“Seen from abroad, the question of who would next occupy the Quirinale was a perfect Italian thriller. First the exotic drama of Silvio Berlusconi's campaign, followed by his withdrawal and a series of Machiavellian intrigues. Then the spectacle of endless voting with blank ballot slips and a series of names thrown haphazardly into the ring. Finally, a reasonably happy ending that reassures other countries. If the world was happy with Sergio Mattarella as president and Mario Draghi as prime minister in 2021, why shouldn't the same be true in 2022?”

Handelsblatt (DE) /

Draghi can continue to govern

Mario Draghi's not switching posts to become president is good news for Italy, writes Handelsblatt's Rome correspondent Christoph Wermke:

“Italy is still in the midst of its fourth Covid wave. Its industry is groaning under pressure of high energy prices and needs state support if recovery is not to be jeopardised.
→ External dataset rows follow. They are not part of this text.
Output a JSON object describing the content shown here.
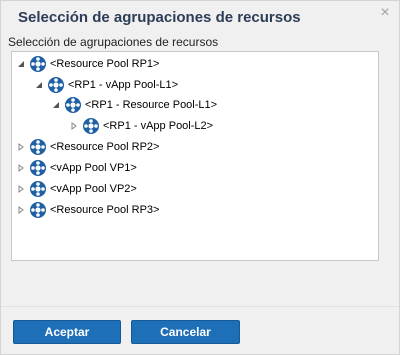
{
  "dialog": {
    "title": "Selección de agrupaciones de recursos",
    "close_glyph": "×",
    "section_label": "Selección de agrupaciones de recursos"
  },
  "tree": {
    "items": [
      {
        "label": "<Resource Pool RP1>",
        "level": 0,
        "expanded": true,
        "icon": "resource-pool-icon"
      },
      {
        "label": "<RP1 - vApp Pool-L1>",
        "level": 1,
        "expanded": true,
        "icon": "resource-pool-icon"
      },
      {
        "label": "<RP1 - Resource Pool-L1>",
        "level": 2,
        "expanded": true,
        "icon": "resource-pool-icon"
      },
      {
        "label": "<RP1 - vApp Pool-L2>",
        "level": 3,
        "expanded": false,
        "icon": "resource-pool-icon"
      },
      {
        "label": "<Resource Pool RP2>",
        "level": 0,
        "expanded": false,
        "icon": "resource-pool-icon"
      },
      {
        "label": "<vApp Pool VP1>",
        "level": 0,
        "expanded": false,
        "icon": "resource-pool-icon"
      },
      {
        "label": "<vApp Pool VP2>",
        "level": 0,
        "expanded": false,
        "icon": "resource-pool-icon"
      },
      {
        "label": "<Resource Pool RP3>",
        "level": 0,
        "expanded": false,
        "icon": "resource-pool-icon"
      }
    ]
  },
  "buttons": {
    "accept_label": "Aceptar",
    "cancel_label": "Cancelar"
  },
  "colors": {
    "title": "#2e3d57",
    "button": "#1d6fb8",
    "icon": "#1f5fa3"
  }
}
On top of that, the next tranche of aid billions from Brussels will soon arrive. These funds must be invested sensibly - and not allowed to seep away into the bureaucratic machinery or even the hands of the Mafia. The government must continue to initiate reforms, for example of the complicated tax system. ... In his year in office Draghi has proven that he can govern the country and cares little about party politics ... . He should make good use of the time he has.”

Financial Times (GB) /

Election farce bolsters the far right

The fact that the parties in the government coalition were unable to agree on a common candidate will benefit the Fratelli d'Italia, the Financial Times comments:

“Amid these self-interested calculations, one party is charting a distinctive path - the far-right Brothers of Italy, led by Giorgia Meloni. It is the only major party that refused to join Draghi's government, and opinion polls show that it is at present the most popular party on the rightwing side of the political spectrum. Italy may be scarcely a year away from deciding whether to install its first radical right prime minister of the postwar era.”